The Multiversity: Mastermen #1
Story : Grant Morrison
Art: Jim Lee
Inks: Scott Williams, Sandra Hope, Mark Irwin, Jonathan Glapion
Color: Alex Sinclair
Publisher: DC Comics
Multiversity has been one elaborate Grant Morrison wet dream. We’ve seen the most abstract of ideas become solid concepts under the writer’s architecture of strange Earths. In Mastermen, he doesn’t just bring us an Earth where Superman’s rocket landed in Nazi Germany; he brings Jim Lee along to make the series best incomplete story yet.
The Earth as we know it is vastly different.
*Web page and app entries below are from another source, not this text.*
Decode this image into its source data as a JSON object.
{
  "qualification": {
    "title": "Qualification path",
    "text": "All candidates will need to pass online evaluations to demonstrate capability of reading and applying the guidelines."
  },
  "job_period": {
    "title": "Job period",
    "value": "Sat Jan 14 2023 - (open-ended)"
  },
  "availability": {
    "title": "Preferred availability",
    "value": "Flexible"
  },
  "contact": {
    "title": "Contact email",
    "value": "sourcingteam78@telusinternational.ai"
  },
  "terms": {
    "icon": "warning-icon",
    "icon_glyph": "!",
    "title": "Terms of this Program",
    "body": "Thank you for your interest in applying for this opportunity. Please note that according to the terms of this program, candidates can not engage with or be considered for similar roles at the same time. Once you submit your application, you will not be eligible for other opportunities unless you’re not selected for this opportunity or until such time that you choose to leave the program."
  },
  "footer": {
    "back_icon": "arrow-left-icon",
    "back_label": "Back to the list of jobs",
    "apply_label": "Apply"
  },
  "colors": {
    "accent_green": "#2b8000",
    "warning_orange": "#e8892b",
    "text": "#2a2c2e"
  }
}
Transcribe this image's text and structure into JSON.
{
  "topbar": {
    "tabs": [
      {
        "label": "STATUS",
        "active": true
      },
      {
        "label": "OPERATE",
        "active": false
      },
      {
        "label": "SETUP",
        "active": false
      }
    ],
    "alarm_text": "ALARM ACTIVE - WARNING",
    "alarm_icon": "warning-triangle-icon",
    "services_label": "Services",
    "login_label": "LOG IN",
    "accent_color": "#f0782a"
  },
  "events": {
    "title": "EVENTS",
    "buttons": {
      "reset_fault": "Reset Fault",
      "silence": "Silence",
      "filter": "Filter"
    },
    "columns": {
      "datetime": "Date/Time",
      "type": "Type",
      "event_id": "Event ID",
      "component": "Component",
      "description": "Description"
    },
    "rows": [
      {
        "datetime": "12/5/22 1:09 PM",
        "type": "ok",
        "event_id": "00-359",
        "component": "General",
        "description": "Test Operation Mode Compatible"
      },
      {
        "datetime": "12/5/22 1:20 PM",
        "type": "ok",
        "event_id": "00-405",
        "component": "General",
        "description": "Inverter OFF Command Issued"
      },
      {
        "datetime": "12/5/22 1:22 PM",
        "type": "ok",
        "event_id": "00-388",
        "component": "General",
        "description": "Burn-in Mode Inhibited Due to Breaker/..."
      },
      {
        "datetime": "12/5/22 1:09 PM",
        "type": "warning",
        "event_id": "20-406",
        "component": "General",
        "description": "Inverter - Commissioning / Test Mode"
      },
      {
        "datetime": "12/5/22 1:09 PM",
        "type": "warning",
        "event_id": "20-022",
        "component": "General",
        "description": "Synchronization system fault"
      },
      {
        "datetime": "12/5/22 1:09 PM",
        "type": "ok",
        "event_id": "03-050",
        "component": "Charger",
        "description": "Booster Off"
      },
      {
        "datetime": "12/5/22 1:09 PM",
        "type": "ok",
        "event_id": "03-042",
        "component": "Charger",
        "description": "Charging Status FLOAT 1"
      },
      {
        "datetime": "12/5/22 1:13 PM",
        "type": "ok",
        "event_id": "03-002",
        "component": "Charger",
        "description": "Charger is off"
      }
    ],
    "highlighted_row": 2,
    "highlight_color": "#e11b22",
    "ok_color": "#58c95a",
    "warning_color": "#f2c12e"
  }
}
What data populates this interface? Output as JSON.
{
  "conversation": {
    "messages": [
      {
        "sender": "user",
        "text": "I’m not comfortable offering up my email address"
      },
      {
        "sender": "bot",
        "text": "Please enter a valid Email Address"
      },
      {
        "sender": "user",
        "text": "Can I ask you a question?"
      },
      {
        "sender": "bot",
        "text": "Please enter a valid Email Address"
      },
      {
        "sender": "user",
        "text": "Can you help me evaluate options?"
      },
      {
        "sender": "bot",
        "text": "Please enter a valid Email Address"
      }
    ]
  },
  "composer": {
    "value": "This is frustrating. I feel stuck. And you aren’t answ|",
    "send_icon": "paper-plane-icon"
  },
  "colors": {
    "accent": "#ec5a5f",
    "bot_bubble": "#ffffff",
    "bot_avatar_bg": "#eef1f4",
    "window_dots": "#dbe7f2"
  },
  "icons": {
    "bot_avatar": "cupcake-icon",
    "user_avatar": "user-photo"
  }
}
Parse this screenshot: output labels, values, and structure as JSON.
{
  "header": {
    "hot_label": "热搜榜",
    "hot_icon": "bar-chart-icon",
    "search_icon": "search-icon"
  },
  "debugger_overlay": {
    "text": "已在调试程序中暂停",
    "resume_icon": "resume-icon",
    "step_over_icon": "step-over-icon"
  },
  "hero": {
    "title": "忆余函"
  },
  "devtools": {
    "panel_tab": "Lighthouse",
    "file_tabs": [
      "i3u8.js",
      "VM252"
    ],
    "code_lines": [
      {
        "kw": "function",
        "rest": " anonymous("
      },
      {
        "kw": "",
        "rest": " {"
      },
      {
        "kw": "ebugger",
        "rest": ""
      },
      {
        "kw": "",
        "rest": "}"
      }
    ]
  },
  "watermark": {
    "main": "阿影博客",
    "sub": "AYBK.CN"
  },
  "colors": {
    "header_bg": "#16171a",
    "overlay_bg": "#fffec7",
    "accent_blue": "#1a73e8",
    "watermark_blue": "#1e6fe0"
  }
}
On Earth-10 our Clark Kent never existed; instead the baby from Krypton became the right hand of the Furor, a Nazi ultimate weapon known as Overman. Even the Justice League is made up of Axis variants of DC’s mightiest heroes. Though when you read it, Leatherwing doesn’t stray far from the tactics of the Batman we know. Telling the rewritten history of Earth in one issue is a monumental task. One that Morrison takes strategic liberties with and it doesn’t always pay off. In fact without spoiling the story details, the sequence of events goes: rocket landing in Germany, skip ahead 17 years, Overman and the Nazis conquer America, skip ahead 60 years and to the formation of the Freedom Fighters as they begin the liberation of Germerica. Key events in Overman’s upbringing and the war are left out. Though they never feel vital, it certainly would have been an interesting part of the overall story.
Jim Lee brings action packed fury he’s become iconic for. The entire spectacle missing from his WildC.A.T.s collaboration with Morrison is here and it’s just gorgeous. Using four inkers on the book doesn’t turn out to be the hindrance it could have been. You’ll notice differences in the style from page to page, but never so much that it takes you out of the narrative. We’ve seen Jim Lee draw Superman and the rest of the Justice League a ton of times over the last few years, but he manages to make the redesigns in Mastermen feel like it’s Batman #608 all over again.
Mastermen is a sprint through erupting volcanoes in the middle of a gunfight with doves flying everywhere. You’ll never quite catch a break until you’re slammed into the brick wall ending. If the book’s mission was to sell Earth-10 as an interesting world you’d want to know more about then it’s a win. If the aim was to tell a complete story… then it’s missing a few pages. Ultimately it’s Jim Lee and Jim Lee books are like pizza. Even when you had your heart set on something else, pizza never sounds like a bad choice.
Also what’s up with Batman not skipping leg day here:
In the multiverse there’s an Earth where celebrities leak nude photos of you on twitter and we’re all still on dial-up internet because AOL enslaved us with that horrible modem noise.